|photo credit Len Sylvester|
Do dogs lie?
Dogs may ignore what we KNOW they know ... ("I can't hear you" at the dog park comes to mind) but they don't , maliciously or hatefully set out to lie to humans. That said, there is some pretty good evidence dogs can be deceptive. On purpose. This flies in the face of my beliefs generally and strikes me as pretty anthropomorphic but some evidence suggests I am wrong about canine honesty. There was a study that determined that dogs could protect their own interest by choice (they got to choose which food to take a human partner to - that partner then (predictably to the dog) either kept the food, shared the food or with their own companion gave the dog all the food). The dogs choose which box to take which partner to carefully, suggesting they can be deceptive to protect their own interests.. Anecdotally I know am not the only person to live in a multi dog house where one dog is very good at distracting another away from a chew or bone. " Woof Woof - who is at the door??" and then a sucker grab of a coveted item. Many of us may realize that our dogs will only take "forbidden" objects when we can't see them do so. There was another study about this which further illustrated that dogs understand humans can't see well in the dark.
The very definition of "lie" in the context we are discussing is to purposefully deceive. So if one is to believe the studies, and come on, SCIENCE ... why yes, in certain circumstances and for specific reasons (to get that awesome primary reinforcement of FOOD) it appears dogs can, and do choose to deceive us.
BUT .... when you *think* your dog has lied to you about a training or trialing (or filming as illustrated here!) problem evaluate your position on this thought. The word lie has negative associations for humans and connotes a deliberation in intention that may not be true to training or competing. The pejorative feelings the term evokes may also be unhelpful for problem solving. Anger is
This is an instance that applying some, or all, of the W's of journalism to process events will keep your thinking moving forward instead of spinning down a rabbit hole. Applying this framework and working through these reflective questions will help you decide why your canine made the choices they did and determine what your part in the issue was as well as give yourself some answers to apply to a plan to move forward in the future.
Obviously we aren't story telling to ourselves , or anyone else applying this technique but it can be a helpful (and easy to remember way) to hunt for information. Often to reduce our stress and anxiety when things go wrong it can be helpful to have an easy framework to process the events. This framework is useful for instances of communication breakdown between dog and human - including "lies".
Let's look at each of the Ws and that final H to determine how to best use them in this context.
Who matters in this situation? (free pass to working on this answer - you, your dog - you as a team - those are the answers to this one!). It's important to start here though as that reflection will ground you and remind you why you are taking the time to do this even if all you want to do is cry in your car.

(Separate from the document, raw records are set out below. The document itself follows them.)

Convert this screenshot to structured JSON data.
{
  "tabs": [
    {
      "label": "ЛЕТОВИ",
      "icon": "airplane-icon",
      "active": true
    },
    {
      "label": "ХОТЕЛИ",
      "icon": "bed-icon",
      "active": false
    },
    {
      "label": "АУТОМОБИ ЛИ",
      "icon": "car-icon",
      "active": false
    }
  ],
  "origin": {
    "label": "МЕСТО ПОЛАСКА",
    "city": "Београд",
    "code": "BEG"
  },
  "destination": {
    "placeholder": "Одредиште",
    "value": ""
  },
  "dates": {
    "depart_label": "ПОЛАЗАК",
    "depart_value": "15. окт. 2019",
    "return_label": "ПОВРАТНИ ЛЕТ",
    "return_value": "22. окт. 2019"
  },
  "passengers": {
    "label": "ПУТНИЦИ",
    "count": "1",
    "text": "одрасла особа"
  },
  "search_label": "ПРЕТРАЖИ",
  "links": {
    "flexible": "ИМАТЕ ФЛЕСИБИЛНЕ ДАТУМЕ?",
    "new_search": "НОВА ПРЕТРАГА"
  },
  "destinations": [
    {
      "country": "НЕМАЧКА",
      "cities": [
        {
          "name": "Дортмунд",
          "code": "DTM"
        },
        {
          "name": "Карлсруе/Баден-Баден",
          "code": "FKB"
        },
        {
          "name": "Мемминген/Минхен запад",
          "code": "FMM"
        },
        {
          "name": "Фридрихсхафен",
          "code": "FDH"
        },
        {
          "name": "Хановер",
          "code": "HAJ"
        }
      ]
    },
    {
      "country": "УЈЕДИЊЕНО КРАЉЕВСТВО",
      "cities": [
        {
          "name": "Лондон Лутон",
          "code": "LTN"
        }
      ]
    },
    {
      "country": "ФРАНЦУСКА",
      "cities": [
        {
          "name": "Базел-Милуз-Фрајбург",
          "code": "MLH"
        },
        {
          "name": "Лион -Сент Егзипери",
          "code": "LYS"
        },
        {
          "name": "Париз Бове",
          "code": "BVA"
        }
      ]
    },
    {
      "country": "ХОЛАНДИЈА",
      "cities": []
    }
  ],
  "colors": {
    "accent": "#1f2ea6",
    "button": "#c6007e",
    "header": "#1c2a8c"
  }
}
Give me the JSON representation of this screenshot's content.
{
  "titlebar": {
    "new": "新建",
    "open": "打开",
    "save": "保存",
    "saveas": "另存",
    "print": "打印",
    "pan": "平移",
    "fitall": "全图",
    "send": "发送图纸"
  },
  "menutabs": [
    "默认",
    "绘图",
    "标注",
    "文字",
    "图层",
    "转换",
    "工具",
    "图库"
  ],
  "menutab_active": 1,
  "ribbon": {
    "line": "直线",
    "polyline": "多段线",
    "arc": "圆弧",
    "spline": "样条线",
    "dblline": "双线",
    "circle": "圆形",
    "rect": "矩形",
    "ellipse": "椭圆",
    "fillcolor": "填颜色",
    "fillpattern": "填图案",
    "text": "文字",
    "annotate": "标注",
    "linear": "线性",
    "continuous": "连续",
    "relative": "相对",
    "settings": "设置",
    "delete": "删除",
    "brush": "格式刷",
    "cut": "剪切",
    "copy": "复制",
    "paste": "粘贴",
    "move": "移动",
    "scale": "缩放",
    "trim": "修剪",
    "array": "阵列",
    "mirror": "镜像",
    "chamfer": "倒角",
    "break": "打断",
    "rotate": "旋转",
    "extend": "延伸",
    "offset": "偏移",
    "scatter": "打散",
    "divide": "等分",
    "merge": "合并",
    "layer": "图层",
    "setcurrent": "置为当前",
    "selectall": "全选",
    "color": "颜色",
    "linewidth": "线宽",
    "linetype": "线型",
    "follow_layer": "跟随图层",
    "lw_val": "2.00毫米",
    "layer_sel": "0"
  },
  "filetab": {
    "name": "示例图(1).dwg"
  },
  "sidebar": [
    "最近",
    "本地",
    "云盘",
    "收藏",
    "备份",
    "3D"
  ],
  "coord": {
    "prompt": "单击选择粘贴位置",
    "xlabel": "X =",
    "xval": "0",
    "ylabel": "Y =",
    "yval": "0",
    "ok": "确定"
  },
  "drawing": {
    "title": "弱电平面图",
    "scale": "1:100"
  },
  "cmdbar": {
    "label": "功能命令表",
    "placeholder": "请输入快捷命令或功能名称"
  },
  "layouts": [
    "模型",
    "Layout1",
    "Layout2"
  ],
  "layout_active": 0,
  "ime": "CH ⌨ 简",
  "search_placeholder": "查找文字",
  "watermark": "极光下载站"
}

What happened? (Who misread who? What factors influenced the events of the "lie"?) If you have video watch it carefully. If you have a friend or coach who saw it ask them what they saw. Brody once ran under an aframe instead of doing a tunnel. I was shocked, and pretty confused. I left the ring and thought hard about what part of the course he did that on and exactly what had happened. I walked back onto the course and felt the sand with my hand. It was burning hot. I had asked him to run on boiling sand surface and not realized. By looking hard at what happened I was able to understand why is happened. (not to get ahead of our list here)
|Brody literally made so few mistakes on course I remember them to this day.|
Where did you first get confused? By delving into this W some unexpected answers about what caused the miscommunication to occur.may become apparent.
When did you believe the 'lie"? This matters more than you may think. I was watching a friends Nosework trial video and with hindsight being 20/20 her dog stopped and really was interested in the hide but then moved on and spent much the same amount of time with a similar indication on a drooly spot on a different car. Sigh. The handler believed the misinformation over the right answer perhaps because time was ticking? They'd moved around the whole site? The dog's style was similar to the alert? She felt badly and was wondering if she'd already missed it? I haven't asked how committed to believing the last indication she was ... but it might make a big difference to choices she'll make going forward.
Why did it happen? What has happened in the past? Does false information end the potentially stressful search? Were you stressed and anxious? Was your dog hot and unable to perform normally? Were environmental conditions confusing in some way? Spend awhile working on this question because it's where a plan for addressing moments like this will come from in the future.
which segues very nicely into
How are you going to use this information to become a better team? The learning in a "lie" matters. Your canine partner is not doing anything other than sharing information. Stress (for either or both or you) , a gap in training, an off day or a simple error can all create results we don't want. This framework will assist you in your quest to be the best team you can be - even in the face of adversity.
Use the framework to decide what to test to reduce the "lies". A plan for stress reduction? More training in a skill? More generalizing and proofing? Application of these questions and reflection on the answers will help you decide what to test and change first. This technique is easy to test, and can lead to greater clarity (and therefore results!)